I first visited Suwon back in 2014, as a way to kill time during a free afternoon. At the time, I went with the aim to visit Suwon’s famous Hwaseong Fortress wall, stretching a total of 5.52 km and dating back to latter period of the Joseon Dynasty (1392-1910). The Fortress Wall, demarcated at the four cardinal directions by four gates – Janganmun (nort), Paldalmun (south), Changnyongmun (east), Hwaseomun (west) – and the Sumun gates. which flank the point where the stream meets the palace, is a highlight of the remaining Joseon history in Korea, and provides a great day-trip from Seoul. Yet, at the time, I didn’t make it to the palace itself, seated below the iconic Hwahongmun pavillion. The palace was used as a temporary palace, to retreat from war, by the king and royal family during the Joseon era. Aside from this function, the palace had a particular purpose and value as a place for King Jeongjo to worship his father’s tomb, housed in one of the palace’s quarters.
This rich history, however, wasn’t what brought me back to Suwon. Rather, it was Hong Sang Soo (a famous Korean independent film-maker)’s 2015 film Right Now, Wrong Then (지금은 맞고 그때는 틀리다), that planted the thought in my mind. While watching the film, one quiet night in my apartment, I recognized the film’s background. The two main characters meet, at the start of the film, inside the palace, followed by an awkward exchange where the male protagonist (Jung Jae-young) asks Kim Min-Hee’s reluctant Yoon Hee-jung for coffee. “Insists” might be a better choice of words than “ask”, typical of the desperate male characters that appear in his films. Later on the two characters meet at a cafe and end up drinking soju, paired with sashimi and sushi at a small sushi bar near the palace.
With only a plan to visit the palace, I unexpectedly stopped by the sushi bar as well. I met my friend Jun-ho one afternoon, and we spent time catching up while walking along the fortress wall, meandering our way towards the main palace, where Jun-ho explained to me both the palace’s history and unique architectural characteristics. We spoke together, mixing English and Korean, helping each other find the words we needed at times, as the language used in describing palaces and Korean history can be uncommon and complex. While a lot of what I learned has since left my mind, one image remains. It was Jun-ho’s description of the chimney’s used in the palace…To the western mind, it’s hard to imagine a chimney without a thick cloud of black smoke ascending from it’s mouth. Yet, these palace chimney’s were designed in a way so that the heat emerged clear. Jun-ho described the interior of the chimney as being composed of a complex tube system which cools/alters the smoke in such a way to reduce it to clear heat. Again, science isn’t my specialty, so I don’t quite remember nor understand how it works..but the image stuck in my mind, as another example of Joseon-era innovation.
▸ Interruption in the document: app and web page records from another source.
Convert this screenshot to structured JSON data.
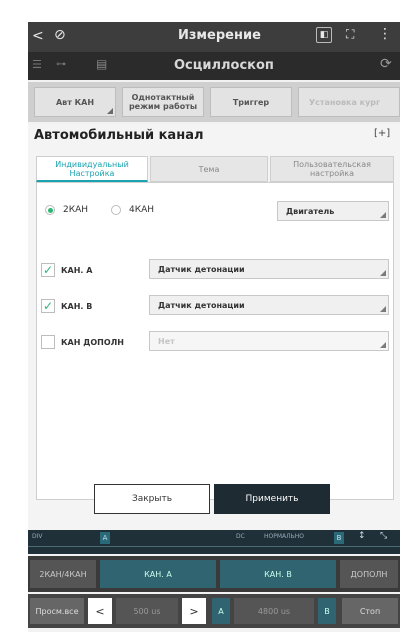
{
  "titlebar": {
    "back": "<",
    "title": "Измерение"
  },
  "subbar": {
    "title": "Осциллоскоп"
  },
  "toolbar": {
    "buttons": [
      {
        "label": "Авт КАН"
      },
      {
        "label": "Однотактный режим работы"
      },
      {
        "label": "Триггер"
      },
      {
        "label": "Установка кург"
      }
    ]
  },
  "dialog": {
    "title": "Автомобильный канал",
    "tabs": [
      {
        "label": "Индивидуальный Настройка"
      },
      {
        "label": "Тема"
      },
      {
        "label": "Пользовательская настройка"
      }
    ],
    "mode": {
      "options": [
        {
          "label": "2КАН"
        },
        {
          "label": "4КАН"
        }
      ],
      "selected": "2КАН",
      "source_value": "Двигатель"
    },
    "channels": [
      {
        "label": "КАН. A",
        "checked": true,
        "value": "Датчик детонации"
      },
      {
        "label": "КАН. B",
        "checked": true,
        "value": "Датчик детонации"
      },
      {
        "label": "КАН ДОПОЛН",
        "checked": false,
        "value": "Нет"
      }
    ],
    "close_label": "Закрыть",
    "apply_label": "Применить"
  },
  "scale": {
    "left_label": "DIV",
    "marker_a": "A",
    "marker_b": "B",
    "mode_label": "DC",
    "status_label": "НОРМАЛЬНО"
  },
  "channel_row": {
    "mode": "2КАН/4КАН",
    "ch_a": "КАН. A",
    "ch_b": "КАН. B",
    "extra": "ДОПОЛН"
  },
  "nav_row": {
    "view_all": "Просм.все",
    "prev": "<",
    "time1": "500 us",
    "next": ">",
    "cursor_a": "A",
    "time2": "4800 us",
    "cursor_b": "B",
    "stop": "Стоп"
  },
  "colors": {
    "accent": "#1aa3b0",
    "check": "#2bb673",
    "apply_bg": "#1e2b33"
  }
}
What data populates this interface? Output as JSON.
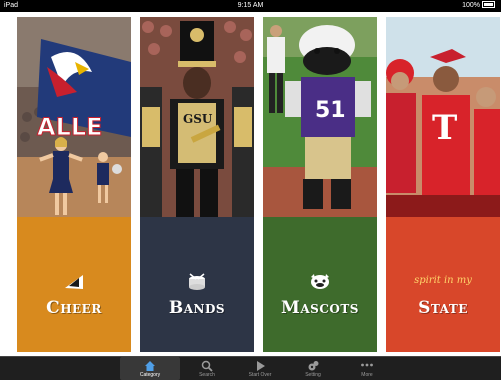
{
  "status": {
    "device": "iPad",
    "time": "9:15 AM",
    "battery": "100%"
  },
  "cards": [
    {
      "label": "Cheer",
      "panel_color": "#d88a1e",
      "icon": "megaphone-icon",
      "banner": "ALLE"
    },
    {
      "label": "Bands",
      "panel_color": "#2d3546",
      "icon": "drum-icon",
      "hat_text": "GSU"
    },
    {
      "label": "Mascots",
      "panel_color": "#3e6b2c",
      "icon": "bulldog-icon",
      "jersey_number": "51"
    },
    {
      "label": "State",
      "panel_color": "#d8472a",
      "icon": "script-text",
      "script": "spirit in my",
      "shirt_letter": "T"
    }
  ],
  "tabs": [
    {
      "label": "Category",
      "icon": "house-icon",
      "active": true
    },
    {
      "label": "Search",
      "icon": "search-icon",
      "active": false
    },
    {
      "label": "Start Over",
      "icon": "play-icon",
      "active": false
    },
    {
      "label": "Setting",
      "icon": "gear-icon",
      "active": false
    },
    {
      "label": "More",
      "icon": "more-icon",
      "active": false
    }
  ]
}
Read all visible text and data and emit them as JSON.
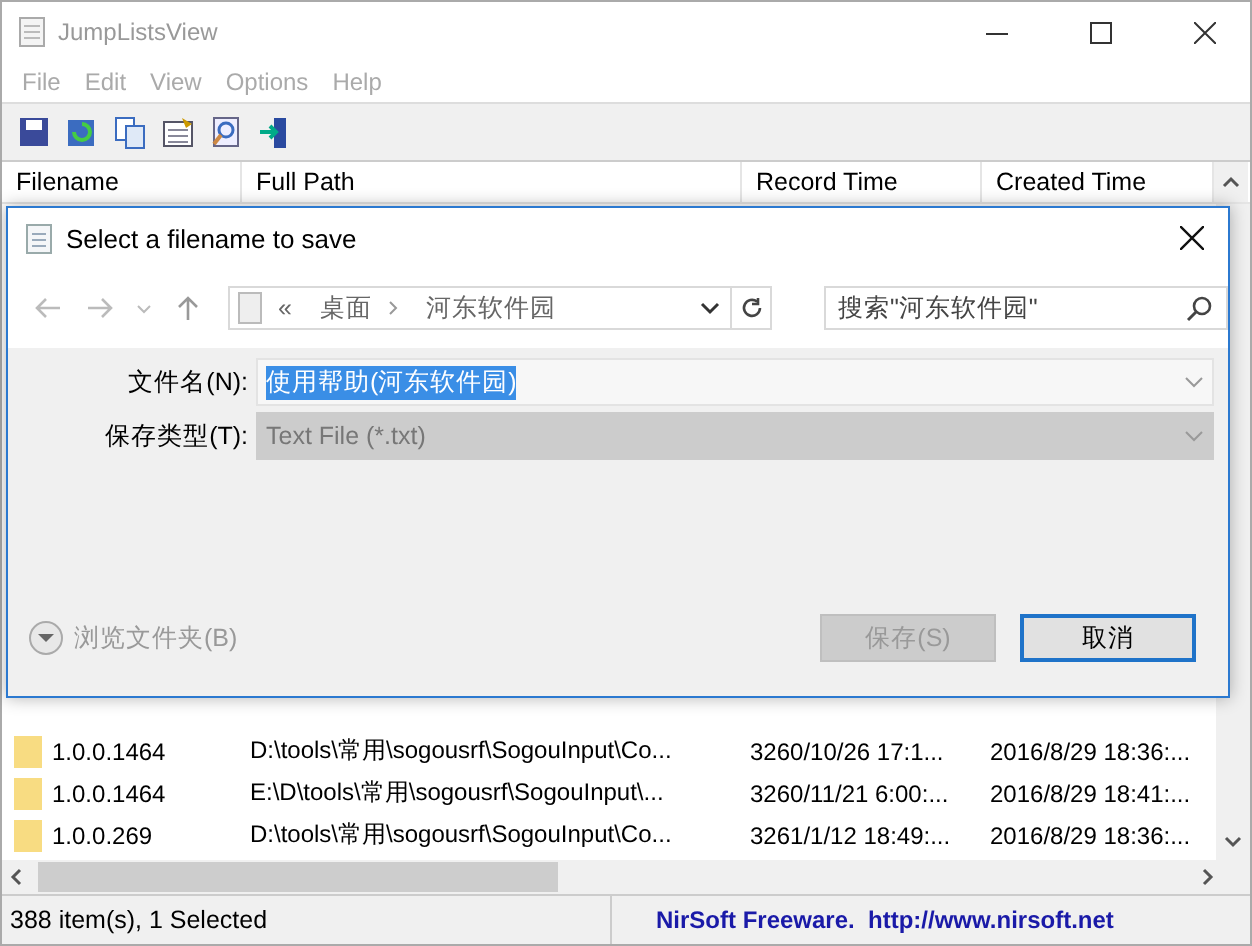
{
  "window": {
    "title": "JumpListsView"
  },
  "menu": [
    "File",
    "Edit",
    "View",
    "Options",
    "Help"
  ],
  "table": {
    "columns": [
      "Filename",
      "Full Path",
      "Record Time",
      "Created Time"
    ],
    "rows": [
      {
        "cells": [
          "1.0.0.1464",
          "D:\\tools\\常用\\sogousrf\\SogouInput\\Co...",
          "3260/10/26 17:1...",
          "2016/8/29 18:36:..."
        ]
      },
      {
        "cells": [
          "1.0.0.1464",
          "E:\\D\\tools\\常用\\sogousrf\\SogouInput\\...",
          "3260/11/21 6:00:...",
          "2016/8/29 18:41:..."
        ]
      },
      {
        "cells": [
          "1.0.0.269",
          "D:\\tools\\常用\\sogousrf\\SogouInput\\Co...",
          "3261/1/12 18:49:...",
          "2016/8/29 18:36:..."
        ]
      }
    ]
  },
  "dialog": {
    "title": "Select a filename to save",
    "path": [
      "«",
      "桌面",
      "河东软件园"
    ],
    "search": {
      "placeholder": "搜索\"河东软件园\""
    },
    "fields": [
      {
        "kind": "text",
        "label": "文件名(N):",
        "value": "使用帮助(河东软件园)",
        "disabled": false
      },
      {
        "kind": "select",
        "label": "保存类型(T):",
        "value": "Text File (*.txt)",
        "disabled": true
      }
    ],
    "browse": {
      "label": "浏览文件夹(B)",
      "expanded": false
    },
    "buttons": [
      {
        "label": "保存(S)",
        "disabled": true,
        "default": false
      },
      {
        "label": "取消",
        "disabled": false,
        "default": true
      }
    ]
  },
  "status_bar": {
    "left": "388 item(s), 1 Selected",
    "right": "NirSoft Freeware.  http://www.nirsoft.net"
  }
}
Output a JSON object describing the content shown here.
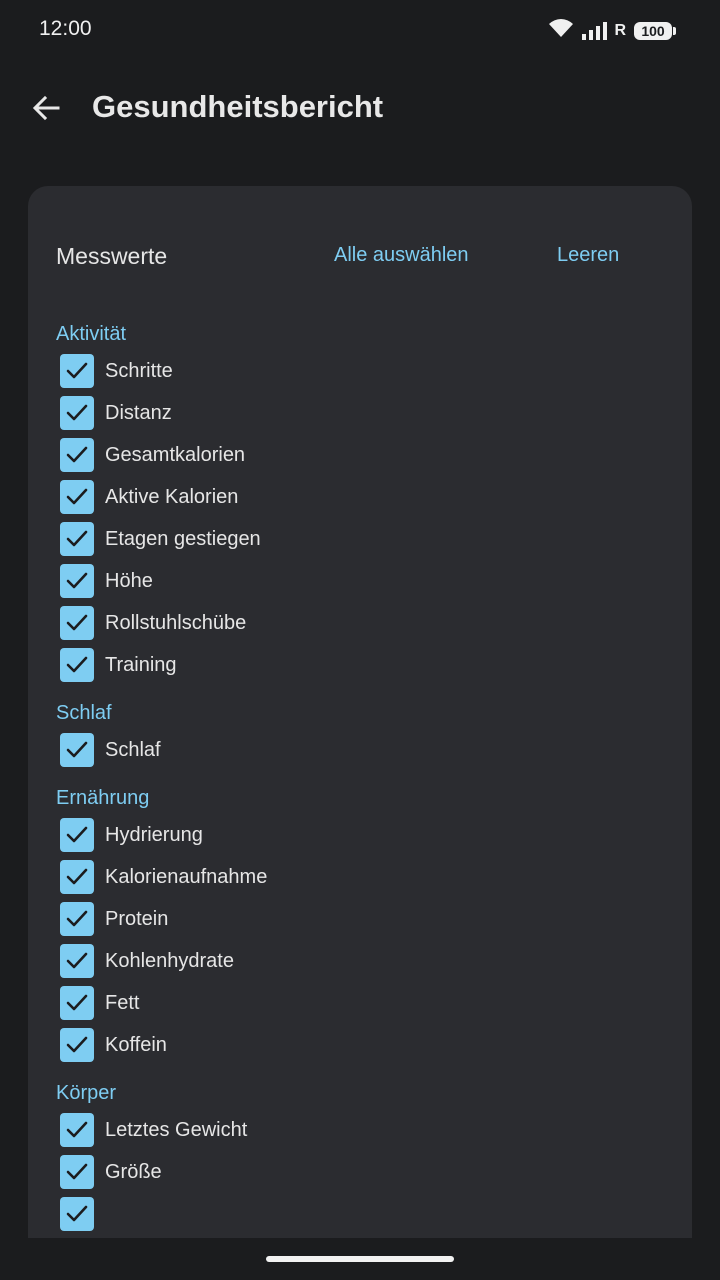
{
  "status_bar": {
    "time": "12:00",
    "signal_label": "R",
    "battery": "100",
    "icons": [
      "wifi-icon",
      "signal-icon",
      "battery-icon"
    ]
  },
  "app_bar": {
    "back_icon": "arrow-back-icon",
    "title": "Gesundheitsbericht"
  },
  "card": {
    "title": "Messwerte",
    "select_all": "Alle auswählen",
    "clear": "Leeren"
  },
  "groups": [
    {
      "label": "Aktivität",
      "items": [
        {
          "label": "Schritte",
          "checked": true
        },
        {
          "label": "Distanz",
          "checked": true
        },
        {
          "label": "Gesamtkalorien",
          "checked": true
        },
        {
          "label": "Aktive Kalorien",
          "checked": true
        },
        {
          "label": "Etagen gestiegen",
          "checked": true
        },
        {
          "label": "Höhe",
          "checked": true
        },
        {
          "label": "Rollstuhlschübe",
          "checked": true
        },
        {
          "label": "Training",
          "checked": true
        }
      ]
    },
    {
      "label": "Schlaf",
      "items": [
        {
          "label": "Schlaf",
          "checked": true
        }
      ]
    },
    {
      "label": "Ernährung",
      "items": [
        {
          "label": "Hydrierung",
          "checked": true
        },
        {
          "label": "Kalorienaufnahme",
          "checked": true
        },
        {
          "label": "Protein",
          "checked": true
        },
        {
          "label": "Kohlenhydrate",
          "checked": true
        },
        {
          "label": "Fett",
          "checked": true
        },
        {
          "label": "Koffein",
          "checked": true
        }
      ]
    },
    {
      "label": "Körper",
      "items": [
        {
          "label": "Letztes Gewicht",
          "checked": true
        },
        {
          "label": "Größe",
          "checked": true
        },
        {
          "label": "",
          "checked": true
        }
      ]
    }
  ],
  "colors": {
    "background": "#1b1c1e",
    "card": "#2b2c30",
    "accent": "#7ecdf2",
    "text": "#e6e6e6"
  }
}
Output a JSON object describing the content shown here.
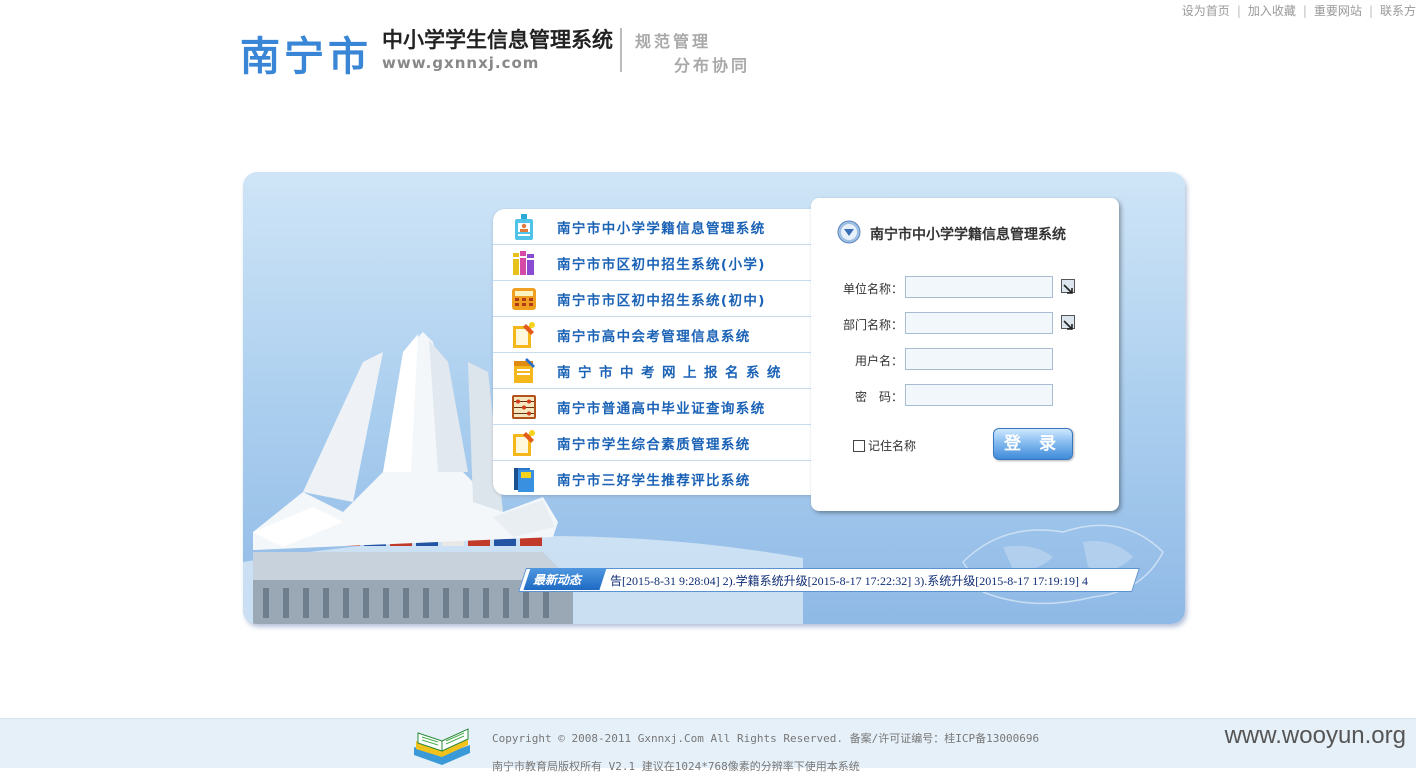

After our walk around the palace, we stopped by the sushi bar I previously mentioned, sharing a beer over a mixed sashimi/sushi platter, as the day winded down. Scenes from Hong Sang Soo’s movies repeatedly sprung to mind as I ate, a experience I’ve repeatedly had in Korea, having watched many Korean films prior to first arriving here. The sushi was okay, nothing to rave about, but the quiet atmosphere and the cold beer made the meal a pleasant end to the day.